In assessing the denial of a motion to dismiss an indictment on legal grounds, we review the district court's decision de novo. United States v. Ambort, 405 F.3d 1109, 1116 (10th Cir. 2005). Mr. Mendivil argues that his motion to dismiss the February 19, 2004 indictment should have been granted on double jeopardy grounds because his prior August 6, 2003 indictment for possession with intent to distribute was dismissed with prejudice. But the Supreme Court has definitively held otherwise, indicating that conspiracy to commit an offense and the offense itself "are separate offenses for double jeopardy purposes." United States v. Felix, 503 U.S. 378, 390-91 (1992); see also Harvey v. Shillinger, 76 F.3d 1528, 1533 (10th Cir. 1996).
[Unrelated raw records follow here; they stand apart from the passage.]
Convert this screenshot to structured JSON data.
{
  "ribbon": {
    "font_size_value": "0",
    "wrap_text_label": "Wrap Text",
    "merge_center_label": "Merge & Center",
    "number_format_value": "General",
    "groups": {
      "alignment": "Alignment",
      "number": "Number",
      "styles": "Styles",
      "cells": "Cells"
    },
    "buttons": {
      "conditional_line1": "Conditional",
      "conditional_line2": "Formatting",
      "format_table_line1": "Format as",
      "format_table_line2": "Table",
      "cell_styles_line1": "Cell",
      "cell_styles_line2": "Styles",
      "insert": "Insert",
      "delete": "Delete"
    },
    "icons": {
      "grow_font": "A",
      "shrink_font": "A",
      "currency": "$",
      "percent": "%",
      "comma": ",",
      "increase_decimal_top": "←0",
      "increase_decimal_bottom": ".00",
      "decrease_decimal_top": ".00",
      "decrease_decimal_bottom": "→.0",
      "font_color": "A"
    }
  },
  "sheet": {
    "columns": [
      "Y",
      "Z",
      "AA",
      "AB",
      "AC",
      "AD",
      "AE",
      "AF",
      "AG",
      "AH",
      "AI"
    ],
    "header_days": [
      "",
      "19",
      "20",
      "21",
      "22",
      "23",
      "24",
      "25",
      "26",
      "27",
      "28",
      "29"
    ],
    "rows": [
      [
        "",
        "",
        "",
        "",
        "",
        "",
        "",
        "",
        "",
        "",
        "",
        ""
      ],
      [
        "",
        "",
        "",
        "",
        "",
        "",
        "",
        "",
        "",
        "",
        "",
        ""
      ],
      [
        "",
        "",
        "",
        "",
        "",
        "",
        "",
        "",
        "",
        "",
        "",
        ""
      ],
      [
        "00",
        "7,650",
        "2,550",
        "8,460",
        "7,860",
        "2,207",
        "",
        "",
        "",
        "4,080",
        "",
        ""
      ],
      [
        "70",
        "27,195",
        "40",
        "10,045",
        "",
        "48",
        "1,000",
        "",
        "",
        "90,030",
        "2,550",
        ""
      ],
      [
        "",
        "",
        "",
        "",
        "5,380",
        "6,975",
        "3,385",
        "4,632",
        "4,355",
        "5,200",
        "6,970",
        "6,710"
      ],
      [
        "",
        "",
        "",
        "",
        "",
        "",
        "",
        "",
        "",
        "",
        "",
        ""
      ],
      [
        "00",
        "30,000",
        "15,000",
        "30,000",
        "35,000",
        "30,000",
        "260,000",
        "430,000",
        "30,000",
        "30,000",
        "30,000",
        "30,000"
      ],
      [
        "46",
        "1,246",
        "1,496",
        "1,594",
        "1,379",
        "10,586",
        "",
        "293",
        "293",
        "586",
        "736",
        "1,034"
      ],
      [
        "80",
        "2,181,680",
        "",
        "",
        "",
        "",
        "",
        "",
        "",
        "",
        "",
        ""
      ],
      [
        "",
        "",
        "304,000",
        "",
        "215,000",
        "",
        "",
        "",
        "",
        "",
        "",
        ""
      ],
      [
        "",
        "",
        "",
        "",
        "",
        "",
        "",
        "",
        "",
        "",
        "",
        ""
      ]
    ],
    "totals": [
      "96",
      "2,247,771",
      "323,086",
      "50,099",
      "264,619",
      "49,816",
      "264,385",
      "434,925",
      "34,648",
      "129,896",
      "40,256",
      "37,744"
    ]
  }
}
With respect to Mr. Mendivil's sufficiency of evidence argument, in a drug trafficking conspiracy, the government must establish that the defendant (1) agreed with two or more persons to import and possess with intent to distribute 1,000 kilograms or more of marijuana, (2) knew at least the essential objectives of the conspiracy, (3) knowingly and voluntarily became part of the conspiracy, and (4) was interdependent on other co-conspirators. See United States v. Arras, 373 F.3d 1071, 1074 (10th Cir. 2004). Having reviewed the entire record in this case, pertinent facts of which are recited above, and viewing those facts in the light most favorable to the government as we must, we cannot help but conclude that ample evidence exists to support Mr. Mendivil's conviction.
For the foregoing reasons, we DISMISS the appeal and GRANT counsel's motion to withdraw.
ENTERED FOR THE COURT
Neil M. Gorsuch
*.After examining defense counsel's brief and the appellate record, this panel has determined unanimously that oral argument would not materially assist the determination of this appeal. See Fed R. App. P. 34(a)(2); 10th Cir. R. 34.1(G). The case is therefore ordered and submitted without oral argument. This order and judgment is not binding precedent except under the doctrines of law of the case, res judicata and collateral estoppel. It may be cited, however, for its persuasive value consistent with Fed. R. App. P. 32.1 (eff. Dec. 1, 2006) and 10th Cir. R. 32.1 (eff. Jan. 1, 2007).